EXERCISE —
Give back every record word for word, keeping the pictures out.

Data records for software interfaces:
◇ ◇ ◇ ◇ ◇
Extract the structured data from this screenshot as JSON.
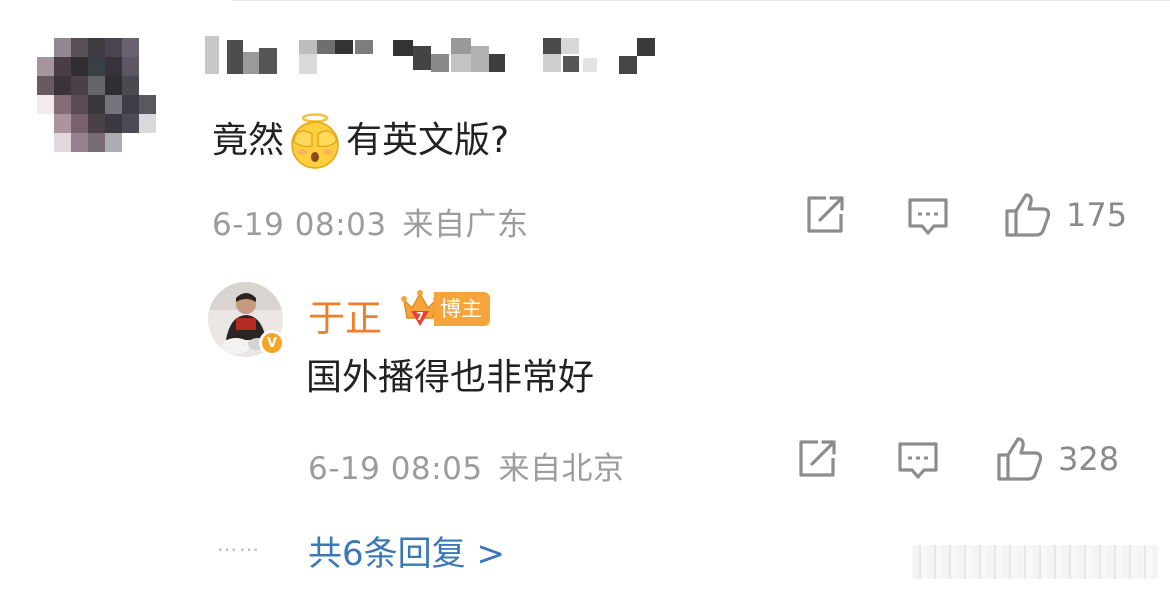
{
  "comment": {
    "text_before": "竟然",
    "emoji": "face-covering-eyes-emoji",
    "text_after": "有英文版?",
    "time": "6-19 08:03",
    "location": "来自广东",
    "likes": "175"
  },
  "reply": {
    "author": "于正",
    "badge_label": "博主",
    "badge_rank": "7",
    "verified_badge": "V",
    "text": "国外播得也非常好",
    "time": "6-19 08:05",
    "location": "来自北京",
    "likes": "328"
  },
  "footer": {
    "dots": "……",
    "more_replies": "共6条回复 >"
  },
  "icons": {
    "share": "share-icon",
    "comment": "comment-icon",
    "like": "thumbs-up-icon"
  },
  "colors": {
    "author_orange": "#f07e28",
    "link_blue": "#3a78b8",
    "meta_gray": "#9c9c9c",
    "badge_gold": "#f7a43a"
  }
}
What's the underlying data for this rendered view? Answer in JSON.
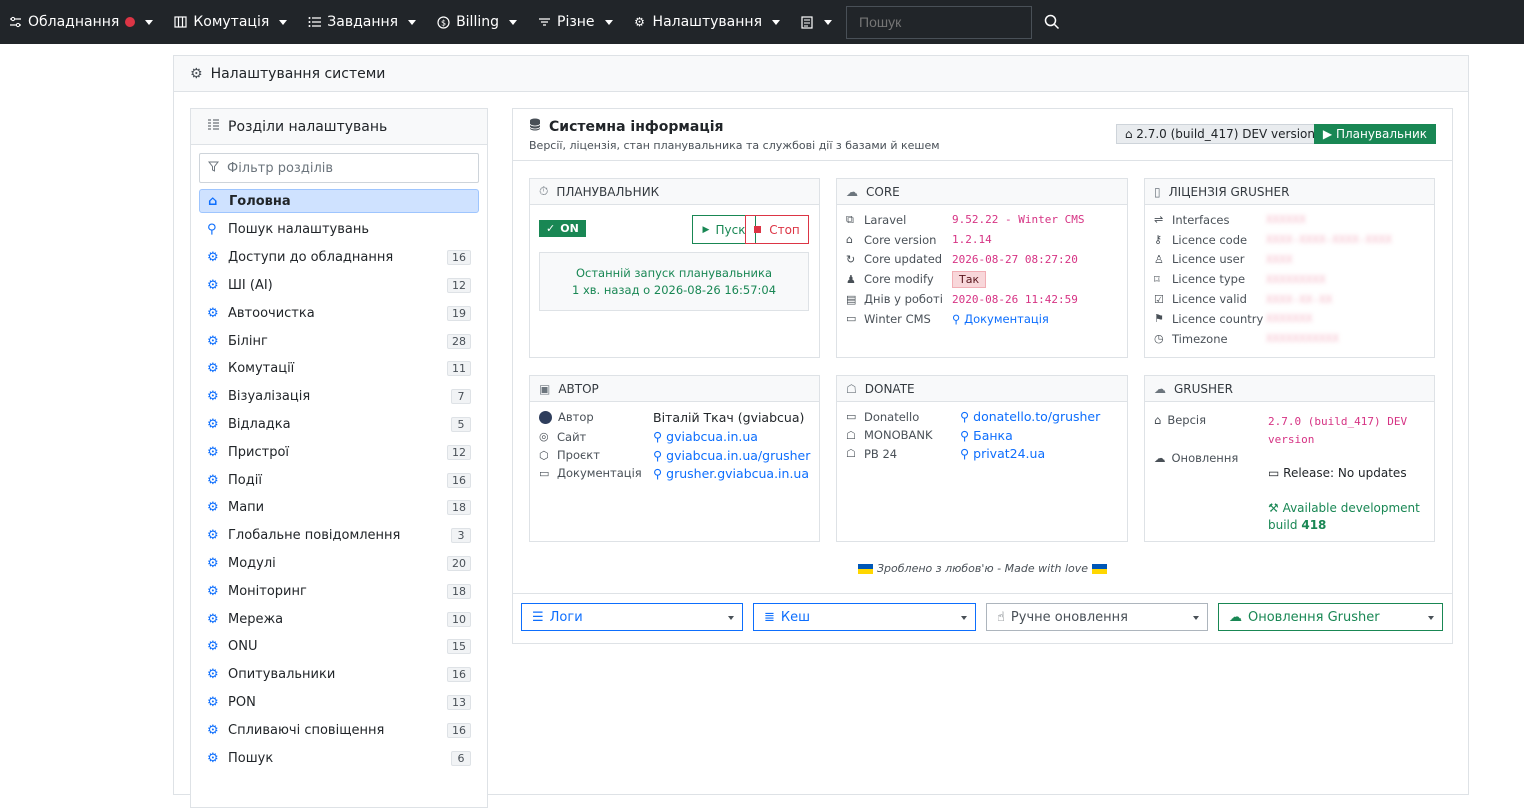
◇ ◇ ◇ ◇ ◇
RESULT OF THIS EXERCISE —
Extract the structured data from this screenshot as JSON.
{
  "comment": {
    "text_before": "竟然",
    "emoji": "face-covering-eyes-emoji",
    "text_after": "有英文版?",
    "time": "6-19 08:03",
    "location": "来自广东",
    "likes": "175"
  },
  "reply": {
    "author": "于正",
    "badge_label": "博主",
    "badge_rank": "7",
    "verified_badge": "V",
    "text": "国外播得也非常好",
    "time": "6-19 08:05",
    "location": "来自北京",
    "likes": "328"
  },
  "footer": {
    "dots": "……",
    "more_replies": "共6条回复 >"
  },
  "icons": {
    "share": "share-icon",
    "comment": "comment-icon",
    "like": "thumbs-up-icon"
  },
  "colors": {
    "author_orange": "#f07e28",
    "link_blue": "#3a78b8",
    "meta_gray": "#9c9c9c",
    "badge_gold": "#f7a43a"
  }
}
What's the underlying data for this rendered view? Answer in JSON.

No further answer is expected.